++++ Records provided

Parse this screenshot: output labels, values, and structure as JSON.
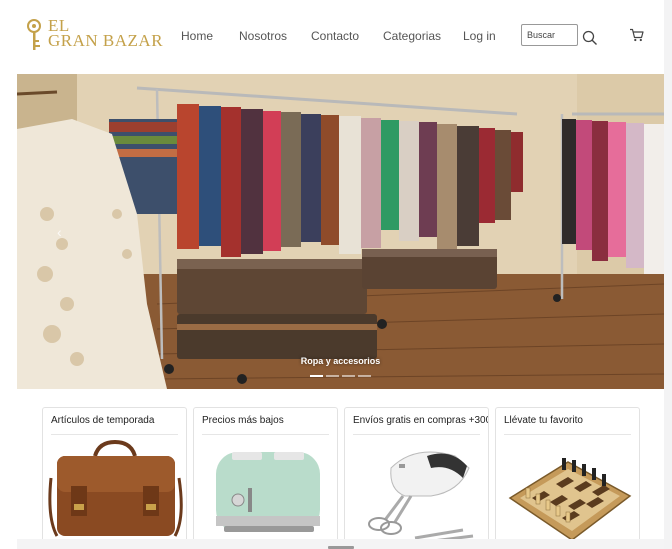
{
  "brand": {
    "line1": "EL",
    "line2": "GRAN BAZAR",
    "color": "#c4a14a"
  },
  "nav": {
    "items": [
      {
        "label": "Home"
      },
      {
        "label": "Nosotros"
      },
      {
        "label": "Contacto"
      },
      {
        "label": "Categorias"
      },
      {
        "label": "Log in"
      }
    ]
  },
  "search": {
    "placeholder": "Buscar",
    "icon": "search-icon"
  },
  "cart": {
    "icon": "cart-icon"
  },
  "carousel": {
    "caption": "Ropa y accesorios",
    "slide_count": 4,
    "active_index": 0
  },
  "cards": [
    {
      "title": "Artículos de temporada",
      "image": "leather-bag"
    },
    {
      "title": "Precios más bajos",
      "image": "toaster"
    },
    {
      "title": "Envíos gratis en compras +300",
      "image": "hand-mixer"
    },
    {
      "title": "Llévate tu favorito",
      "image": "chess-board"
    }
  ]
}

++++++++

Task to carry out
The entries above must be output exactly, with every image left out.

Task answer
Parse this screenshot: output labels, values, and structure as JSON.
{
  "brand": {
    "line1": "EL",
    "line2": "GRAN BAZAR",
    "color": "#c4a14a"
  },
  "nav": {
    "items": [
      {
        "label": "Home"
      },
      {
        "label": "Nosotros"
      },
      {
        "label": "Contacto"
      },
      {
        "label": "Categorias"
      },
      {
        "label": "Log in"
      }
    ]
  },
  "search": {
    "placeholder": "Buscar",
    "icon": "search-icon"
  },
  "cart": {
    "icon": "cart-icon"
  },
  "carousel": {
    "caption": "Ropa y accesorios",
    "slide_count": 4,
    "active_index": 0
  },
  "cards": [
    {
      "title": "Artículos de temporada",
      "image": "leather-bag"
    },
    {
      "title": "Precios más bajos",
      "image": "toaster"
    },
    {
      "title": "Envíos gratis en compras +300",
      "image": "hand-mixer"
    },
    {
      "title": "Llévate tu favorito",
      "image": "chess-board"
    }
  ]
}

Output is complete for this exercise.